> [Data for this task]
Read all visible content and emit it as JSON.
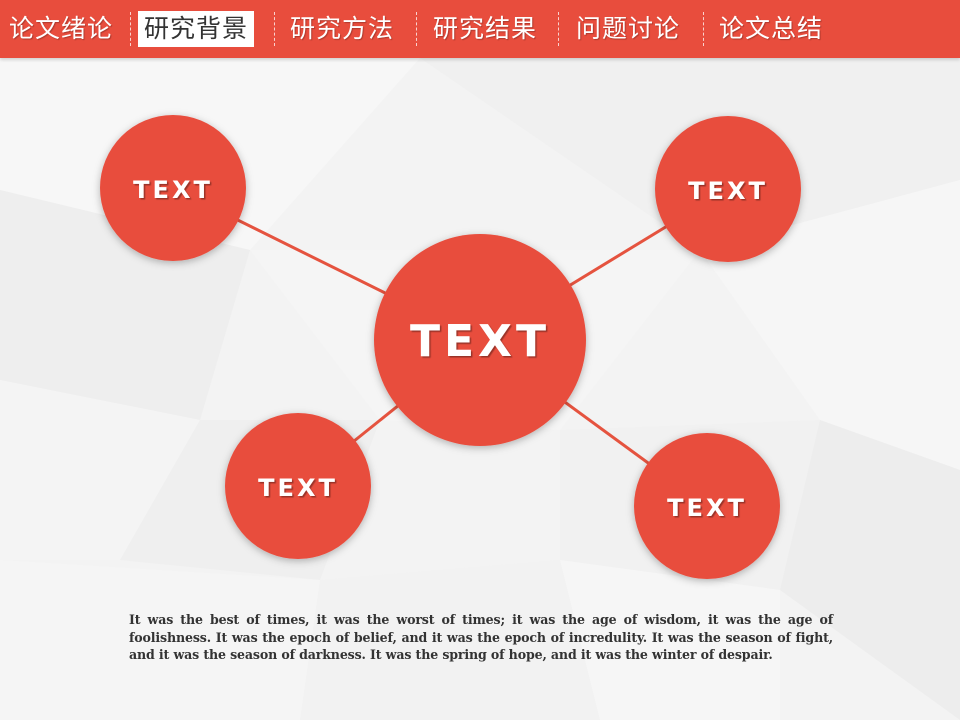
{
  "colors": {
    "accent": "#e84d3d",
    "node_fill": "#e84d3d",
    "connector": "#e5533f",
    "text_dark": "#333333"
  },
  "nav": {
    "tabs": [
      {
        "label": "论文绪论",
        "active": false
      },
      {
        "label": "研究背景",
        "active": true
      },
      {
        "label": "研究方法",
        "active": false
      },
      {
        "label": "研究结果",
        "active": false
      },
      {
        "label": "问题讨论",
        "active": false
      },
      {
        "label": "论文总结",
        "active": false
      }
    ]
  },
  "diagram": {
    "center": {
      "label": "TEXT"
    },
    "nodes": [
      {
        "id": "top-left",
        "label": "TEXT"
      },
      {
        "id": "top-right",
        "label": "TEXT"
      },
      {
        "id": "bottom-left",
        "label": "TEXT"
      },
      {
        "id": "bottom-right",
        "label": "TEXT"
      }
    ]
  },
  "caption": "It was the best of times, it was the worst of times; it was the age of wisdom, it was the age of foolishness. It was the epoch of belief, and it was the epoch of incredulity. It was the season of fight, and it was the season of darkness. It was the spring of hope, and it was the winter of despair."
}
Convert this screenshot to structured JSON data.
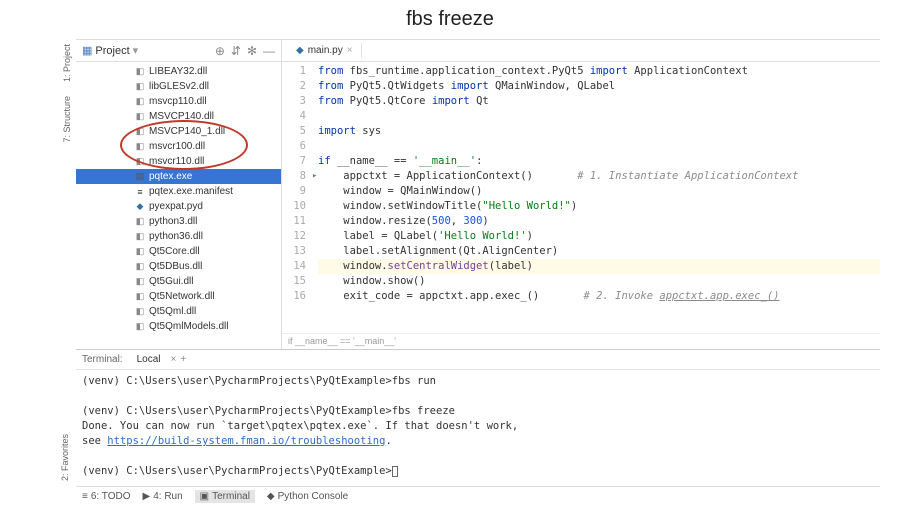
{
  "title": "fbs freeze",
  "side_tabs": {
    "project": "1: Project",
    "structure": "7: Structure"
  },
  "favorites_tab": "2: Favorites",
  "project_panel": {
    "title": "Project",
    "icons": {
      "target": "⊕",
      "split": "⇵",
      "gear": "✻",
      "collapse": "—"
    },
    "tree": [
      {
        "icon": "dll",
        "name": "LIBEAY32.dll"
      },
      {
        "icon": "dll",
        "name": "libGLESv2.dll"
      },
      {
        "icon": "dll",
        "name": "msvcp110.dll"
      },
      {
        "icon": "dll",
        "name": "MSVCP140.dll"
      },
      {
        "icon": "dll",
        "name": "MSVCP140_1.dll"
      },
      {
        "icon": "dll",
        "name": "msvcr100.dll"
      },
      {
        "icon": "dll",
        "name": "msvcr110.dll"
      },
      {
        "icon": "exe",
        "name": "pqtex.exe",
        "selected": true
      },
      {
        "icon": "txt",
        "name": "pqtex.exe.manifest"
      },
      {
        "icon": "py",
        "name": "pyexpat.pyd"
      },
      {
        "icon": "dll",
        "name": "python3.dll"
      },
      {
        "icon": "dll",
        "name": "python36.dll"
      },
      {
        "icon": "dll",
        "name": "Qt5Core.dll"
      },
      {
        "icon": "dll",
        "name": "Qt5DBus.dll"
      },
      {
        "icon": "dll",
        "name": "Qt5Gui.dll"
      },
      {
        "icon": "dll",
        "name": "Qt5Network.dll"
      },
      {
        "icon": "dll",
        "name": "Qt5Qml.dll"
      },
      {
        "icon": "dll",
        "name": "Qt5QmlModels.dll"
      }
    ]
  },
  "editor": {
    "tab": {
      "icon": "py",
      "name": "main.py"
    },
    "lines": [
      {
        "n": 1,
        "html": "<span class='kw'>from</span> fbs_runtime.application_context.PyQt5 <span class='kw'>import</span> ApplicationContext"
      },
      {
        "n": 2,
        "html": "<span class='kw'>from</span> PyQt5.QtWidgets <span class='kw'>import</span> QMainWindow, QLabel"
      },
      {
        "n": 3,
        "html": "<span class='kw'>from</span> PyQt5.QtCore <span class='kw'>import</span> Qt"
      },
      {
        "n": 4,
        "html": ""
      },
      {
        "n": 5,
        "html": "<span class='kw'>import</span> sys"
      },
      {
        "n": 6,
        "html": ""
      },
      {
        "n": 7,
        "html": "<span class='kw'>if</span> __name__ == <span class='str'>'__main__'</span>:"
      },
      {
        "n": 8,
        "html": "    appctxt = ApplicationContext()       <span class='cm'># 1. Instantiate ApplicationContext</span>"
      },
      {
        "n": 9,
        "html": "    window = QMainWindow()"
      },
      {
        "n": 10,
        "html": "    window.setWindowTitle(<span class='str'>\"Hello World!\"</span>)"
      },
      {
        "n": 11,
        "html": "    window.resize(<span class='num'>500</span>, <span class='num'>300</span>)"
      },
      {
        "n": 12,
        "html": "    label = QLabel(<span class='str'>'Hello World!'</span>)"
      },
      {
        "n": 13,
        "html": "    label.setAlignment(Qt.AlignCenter)"
      },
      {
        "n": 14,
        "hl": true,
        "html": "    window.<span class='fn'>setCentralWidget</span>(label)"
      },
      {
        "n": 15,
        "html": "    window.show()"
      },
      {
        "n": 16,
        "html": "    exit_code = appctxt.app.exec_()       <span class='cm'># 2. Invoke <u>appctxt.app.exec_()</u></span>"
      }
    ],
    "breadcrumb": "if __name__ == '__main__'"
  },
  "terminal": {
    "label": "Terminal:",
    "tab": "Local",
    "lines": [
      "(venv) C:\\Users\\user\\PycharmProjects\\PyQtExample>fbs run",
      "",
      "(venv) C:\\Users\\user\\PycharmProjects\\PyQtExample>fbs freeze",
      "Done. You can now run `target\\pqtex\\pqtex.exe`. If that doesn't work,",
      "see <a href='#'>https://build-system.fman.io/troubleshooting</a>.",
      "",
      "(venv) C:\\Users\\user\\PycharmProjects\\PyQtExample><span class='cursor'></span>"
    ]
  },
  "status_bar": {
    "todo": "6: TODO",
    "run": "4: Run",
    "terminal": "Terminal",
    "python_console": "Python Console"
  }
}
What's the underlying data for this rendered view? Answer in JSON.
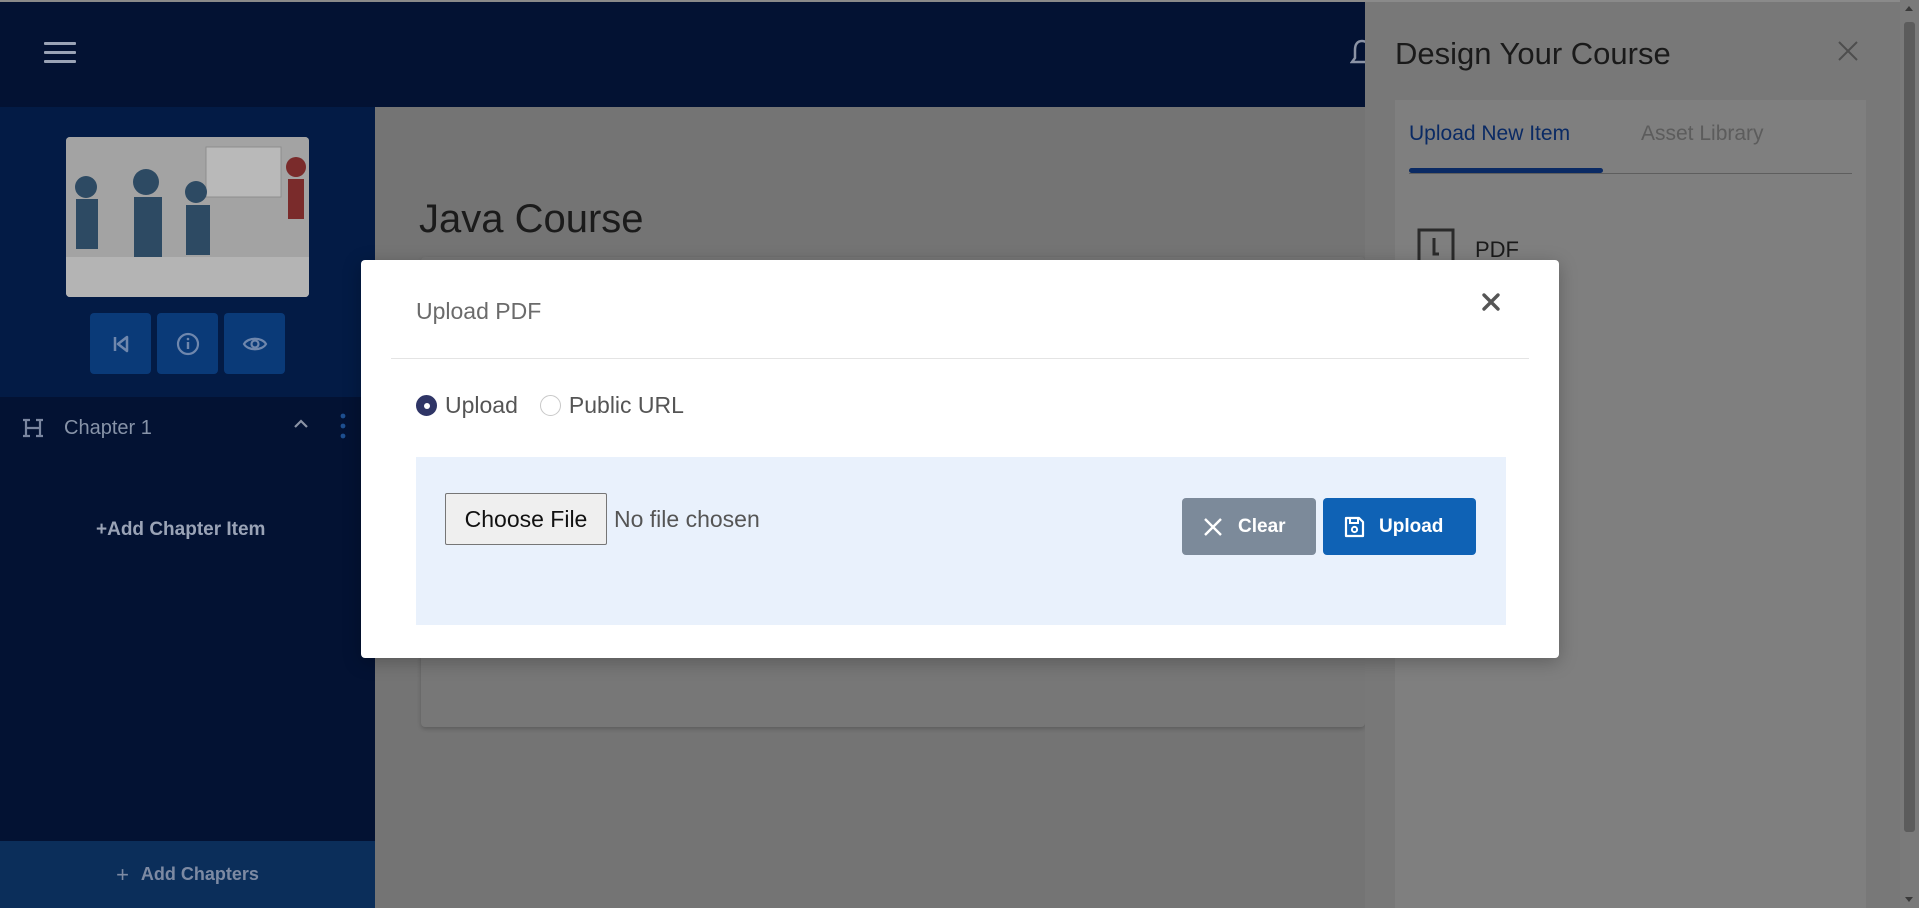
{
  "sidebar": {
    "chapters": [
      {
        "label": "Chapter 1"
      }
    ],
    "add_chapter_item": "Add Chapter Item",
    "add_chapters": "Add Chapters"
  },
  "main": {
    "course_title": "Java Course"
  },
  "panel": {
    "title": "Design Your Course",
    "tabs": [
      {
        "label": "Upload New Item",
        "active": true
      },
      {
        "label": "Asset Library",
        "active": false
      }
    ],
    "items": [
      {
        "label": "PDF",
        "icon": "pdf-icon"
      }
    ]
  },
  "modal": {
    "title": "Upload PDF",
    "radio_options": [
      {
        "label": "Upload",
        "checked": true
      },
      {
        "label": "Public URL",
        "checked": false
      }
    ],
    "file_button_label": "Choose File",
    "file_status": "No file chosen",
    "clear_label": "Clear",
    "upload_label": "Upload"
  },
  "colors": {
    "navy": "#031233",
    "primary_button": "#0f62b5",
    "secondary_button": "#7c8a9a",
    "upload_area_bg": "#e9f1fc",
    "radio_checked": "#2f3566"
  }
}
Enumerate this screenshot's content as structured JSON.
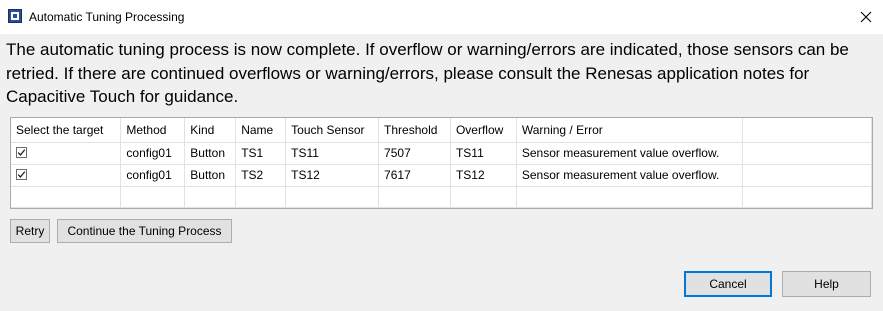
{
  "window": {
    "title": "Automatic Tuning Processing"
  },
  "message": "The automatic tuning process is now complete. If overflow or warning/errors are indicated, those sensors can be retried. If there are continued overflows or warning/errors, please consult the Renesas application notes for Capacitive Touch for guidance.",
  "table": {
    "columns": [
      "Select the target",
      "Method",
      "Kind",
      "Name",
      "Touch Sensor",
      "Threshold",
      "Overflow",
      "Warning / Error"
    ],
    "rows": [
      {
        "selected": true,
        "method": "config01",
        "kind": "Button",
        "name": "TS1",
        "touch_sensor": "TS11",
        "threshold": "7507",
        "overflow": "TS11",
        "warning": "Sensor measurement value overflow."
      },
      {
        "selected": true,
        "method": "config01",
        "kind": "Button",
        "name": "TS2",
        "touch_sensor": "TS12",
        "threshold": "7617",
        "overflow": "TS12",
        "warning": "Sensor measurement value overflow."
      }
    ]
  },
  "buttons": {
    "retry": "Retry",
    "continue": "Continue the Tuning Process",
    "cancel": "Cancel",
    "help": "Help"
  },
  "icons": {
    "app": "renesas-chip-icon",
    "close": "close-icon",
    "checkbox": "checkmark-icon"
  },
  "colors": {
    "accent": "#0078d7",
    "app_icon": "#2a4a9a"
  }
}
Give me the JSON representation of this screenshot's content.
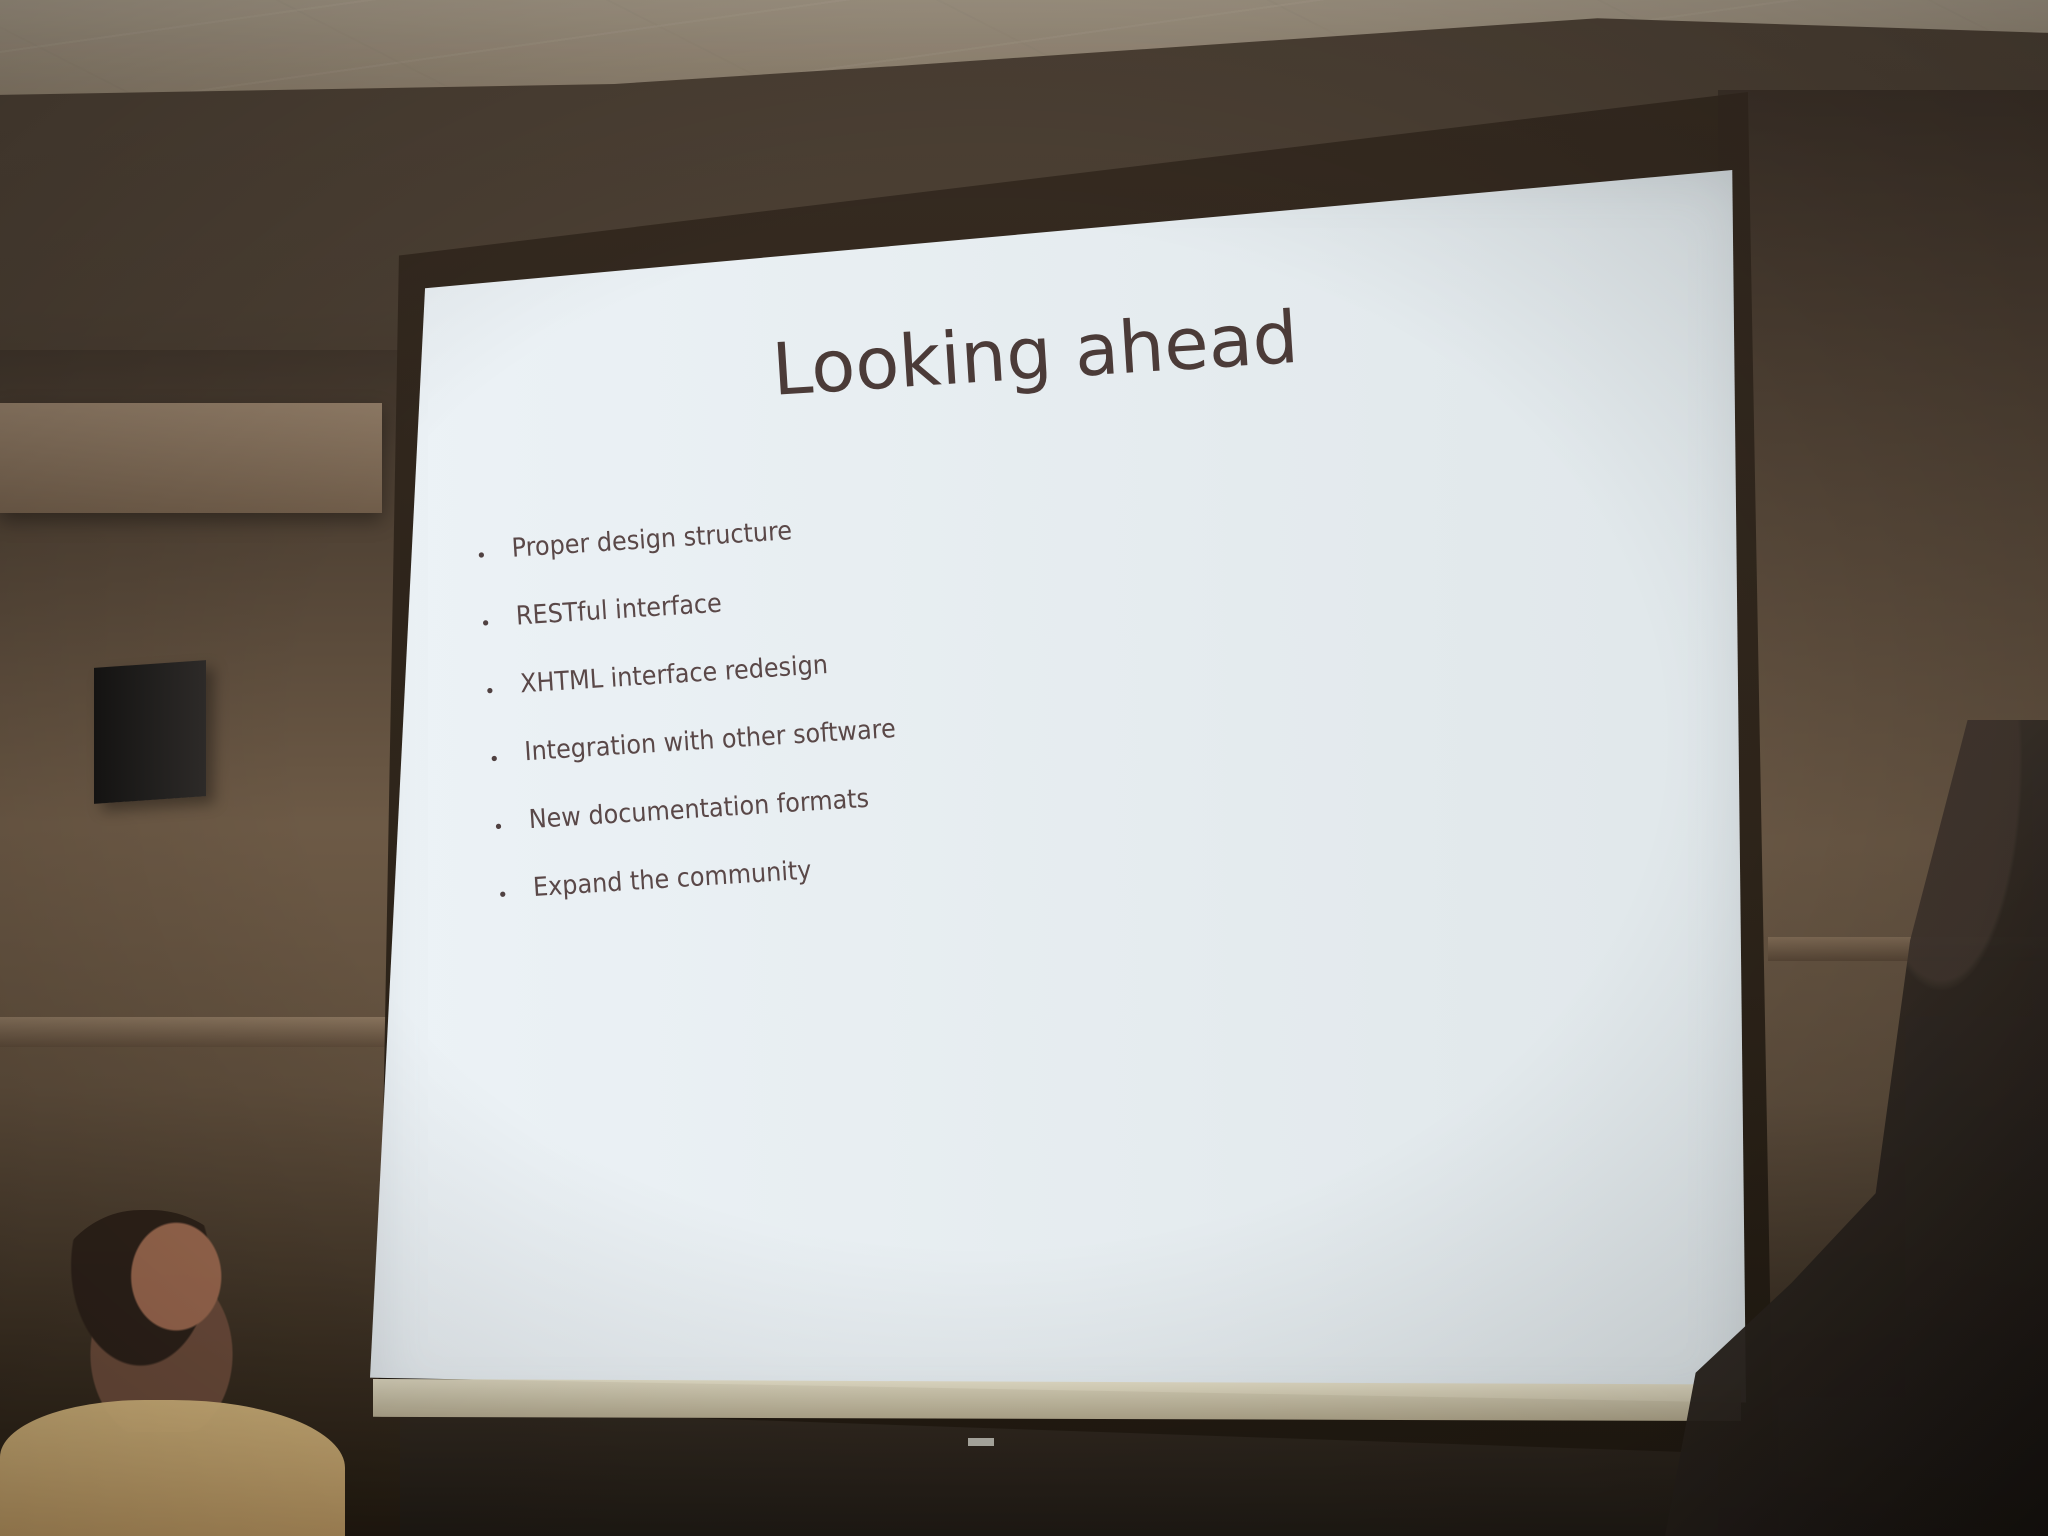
{
  "slide": {
    "title": "Looking ahead",
    "bullets": [
      "Proper design structure",
      "RESTful interface",
      "XHTML interface redesign",
      "Integration with other software",
      "New documentation formats",
      "Expand the community"
    ]
  },
  "colors": {
    "slide_text": "#4b3b38",
    "screen": "#e8edf0",
    "room": "#5e4c3b"
  }
}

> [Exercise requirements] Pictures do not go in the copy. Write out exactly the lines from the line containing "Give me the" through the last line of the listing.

> [Output for this exercise]
Give me the JSON representation of this screenshot's content.
{
  "slide": {
    "title": "Looking ahead",
    "bullets": [
      "Proper design structure",
      "RESTful interface",
      "XHTML interface redesign",
      "Integration with other software",
      "New documentation formats",
      "Expand the community"
    ]
  },
  "colors": {
    "slide_text": "#4b3b38",
    "screen": "#e8edf0",
    "room": "#5e4c3b"
  }
}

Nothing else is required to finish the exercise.